● **Assignment**
The answer must be every line of the records below that contains the word "initial", copied out.

Start of Given records

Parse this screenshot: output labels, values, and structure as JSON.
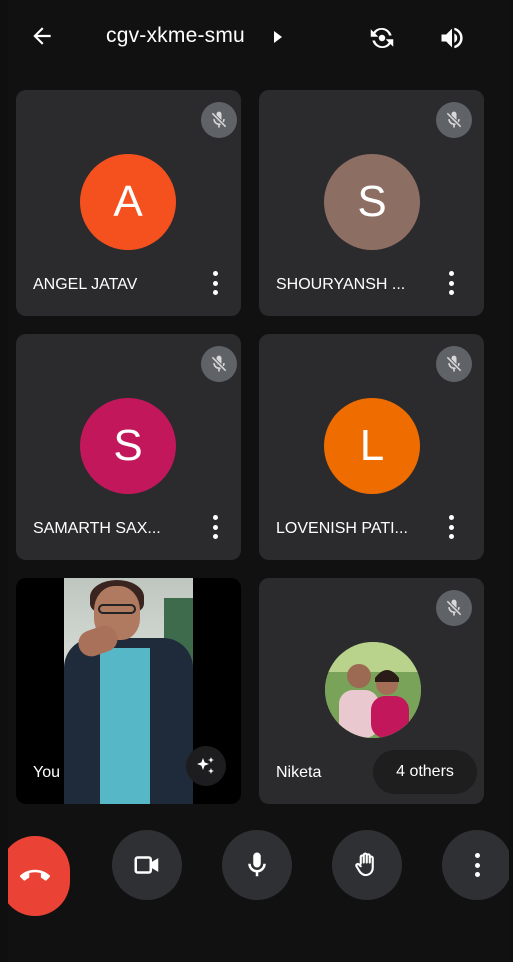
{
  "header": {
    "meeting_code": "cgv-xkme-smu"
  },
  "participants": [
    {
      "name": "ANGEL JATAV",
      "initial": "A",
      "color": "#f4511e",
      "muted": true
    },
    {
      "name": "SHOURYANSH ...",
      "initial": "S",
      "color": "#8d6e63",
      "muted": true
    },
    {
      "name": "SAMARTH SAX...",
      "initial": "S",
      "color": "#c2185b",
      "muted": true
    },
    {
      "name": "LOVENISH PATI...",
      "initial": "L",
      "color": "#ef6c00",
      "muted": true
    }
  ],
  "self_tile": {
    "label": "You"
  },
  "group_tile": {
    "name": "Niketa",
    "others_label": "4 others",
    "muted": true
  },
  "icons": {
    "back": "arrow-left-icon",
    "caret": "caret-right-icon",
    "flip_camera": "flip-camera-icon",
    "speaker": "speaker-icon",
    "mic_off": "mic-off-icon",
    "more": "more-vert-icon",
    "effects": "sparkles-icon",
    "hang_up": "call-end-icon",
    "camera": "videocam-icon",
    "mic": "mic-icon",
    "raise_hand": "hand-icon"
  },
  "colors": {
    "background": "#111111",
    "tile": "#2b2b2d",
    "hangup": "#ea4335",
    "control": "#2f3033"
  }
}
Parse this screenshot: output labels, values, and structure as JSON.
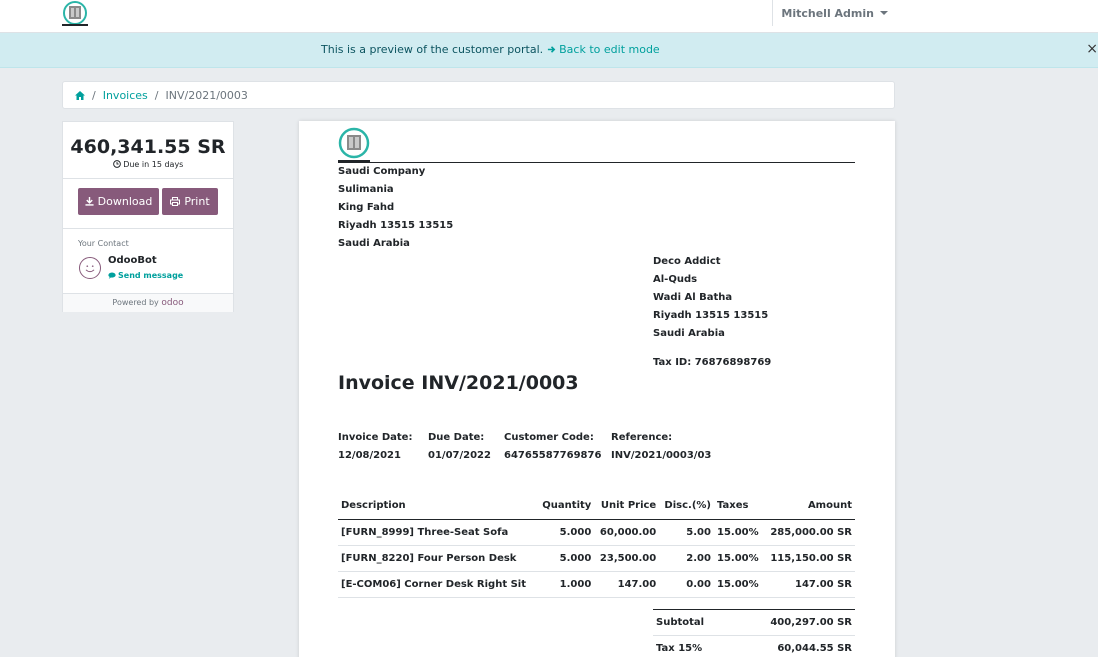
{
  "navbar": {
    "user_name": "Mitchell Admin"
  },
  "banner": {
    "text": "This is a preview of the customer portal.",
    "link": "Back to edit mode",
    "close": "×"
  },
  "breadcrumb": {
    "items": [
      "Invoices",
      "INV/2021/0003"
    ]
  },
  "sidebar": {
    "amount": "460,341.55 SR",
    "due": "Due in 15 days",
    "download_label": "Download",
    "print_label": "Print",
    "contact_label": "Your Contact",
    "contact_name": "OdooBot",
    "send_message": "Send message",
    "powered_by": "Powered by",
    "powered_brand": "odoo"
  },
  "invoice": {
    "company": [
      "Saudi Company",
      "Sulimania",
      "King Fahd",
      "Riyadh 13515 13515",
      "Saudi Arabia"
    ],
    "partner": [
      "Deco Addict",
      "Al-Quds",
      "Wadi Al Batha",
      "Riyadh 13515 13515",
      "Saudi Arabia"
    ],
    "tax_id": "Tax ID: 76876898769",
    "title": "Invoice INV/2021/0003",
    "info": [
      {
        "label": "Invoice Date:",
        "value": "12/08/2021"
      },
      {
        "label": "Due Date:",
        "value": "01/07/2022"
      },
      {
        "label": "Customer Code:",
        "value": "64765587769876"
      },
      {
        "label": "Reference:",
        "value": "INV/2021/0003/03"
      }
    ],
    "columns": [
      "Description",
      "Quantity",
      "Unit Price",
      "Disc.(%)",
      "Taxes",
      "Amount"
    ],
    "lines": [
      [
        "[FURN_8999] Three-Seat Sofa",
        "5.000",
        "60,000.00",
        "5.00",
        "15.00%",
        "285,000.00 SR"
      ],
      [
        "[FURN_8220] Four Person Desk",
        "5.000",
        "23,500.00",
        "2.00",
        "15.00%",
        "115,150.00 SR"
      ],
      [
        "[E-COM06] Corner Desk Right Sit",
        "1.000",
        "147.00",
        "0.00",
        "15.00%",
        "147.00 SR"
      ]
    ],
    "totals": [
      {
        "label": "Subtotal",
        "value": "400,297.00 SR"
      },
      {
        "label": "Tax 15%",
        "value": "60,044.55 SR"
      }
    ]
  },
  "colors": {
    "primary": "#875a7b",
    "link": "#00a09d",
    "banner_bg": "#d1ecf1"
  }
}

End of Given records
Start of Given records

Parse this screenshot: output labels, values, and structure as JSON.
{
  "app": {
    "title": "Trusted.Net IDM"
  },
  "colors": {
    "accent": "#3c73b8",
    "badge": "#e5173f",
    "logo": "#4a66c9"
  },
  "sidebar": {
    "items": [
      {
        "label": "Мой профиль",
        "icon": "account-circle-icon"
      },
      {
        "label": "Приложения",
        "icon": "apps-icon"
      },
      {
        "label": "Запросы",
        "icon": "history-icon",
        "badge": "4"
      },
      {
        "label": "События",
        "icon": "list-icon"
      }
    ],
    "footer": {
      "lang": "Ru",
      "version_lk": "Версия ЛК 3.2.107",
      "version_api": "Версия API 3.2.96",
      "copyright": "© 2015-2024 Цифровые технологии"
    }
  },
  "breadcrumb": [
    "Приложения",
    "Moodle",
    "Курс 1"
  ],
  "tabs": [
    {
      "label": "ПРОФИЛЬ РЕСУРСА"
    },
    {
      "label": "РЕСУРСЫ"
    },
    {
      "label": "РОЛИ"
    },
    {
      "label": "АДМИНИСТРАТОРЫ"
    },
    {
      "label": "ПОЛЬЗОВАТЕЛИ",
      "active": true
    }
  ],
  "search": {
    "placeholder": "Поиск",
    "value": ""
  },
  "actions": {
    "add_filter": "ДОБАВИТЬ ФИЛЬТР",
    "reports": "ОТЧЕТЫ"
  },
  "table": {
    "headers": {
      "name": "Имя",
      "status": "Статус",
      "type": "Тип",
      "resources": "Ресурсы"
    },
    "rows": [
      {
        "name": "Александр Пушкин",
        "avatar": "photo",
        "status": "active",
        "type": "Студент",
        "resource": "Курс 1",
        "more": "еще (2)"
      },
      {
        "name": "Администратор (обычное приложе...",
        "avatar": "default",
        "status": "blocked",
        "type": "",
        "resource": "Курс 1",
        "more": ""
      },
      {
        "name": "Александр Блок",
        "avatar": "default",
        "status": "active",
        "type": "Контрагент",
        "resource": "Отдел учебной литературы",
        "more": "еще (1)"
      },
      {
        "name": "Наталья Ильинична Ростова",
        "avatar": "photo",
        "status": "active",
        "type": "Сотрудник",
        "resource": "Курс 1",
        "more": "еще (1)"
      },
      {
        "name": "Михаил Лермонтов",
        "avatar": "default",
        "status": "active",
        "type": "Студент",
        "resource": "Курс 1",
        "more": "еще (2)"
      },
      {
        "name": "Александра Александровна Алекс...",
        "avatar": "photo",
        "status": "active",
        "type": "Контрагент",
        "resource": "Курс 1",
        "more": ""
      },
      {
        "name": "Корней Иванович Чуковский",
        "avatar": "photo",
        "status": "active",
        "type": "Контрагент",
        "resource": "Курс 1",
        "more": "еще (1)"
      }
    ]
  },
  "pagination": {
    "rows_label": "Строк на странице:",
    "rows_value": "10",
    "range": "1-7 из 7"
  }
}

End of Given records

● **Expected answer**
      "initial": "A",
      "initial": "S",
      "initial": "S",
      "initial": "L",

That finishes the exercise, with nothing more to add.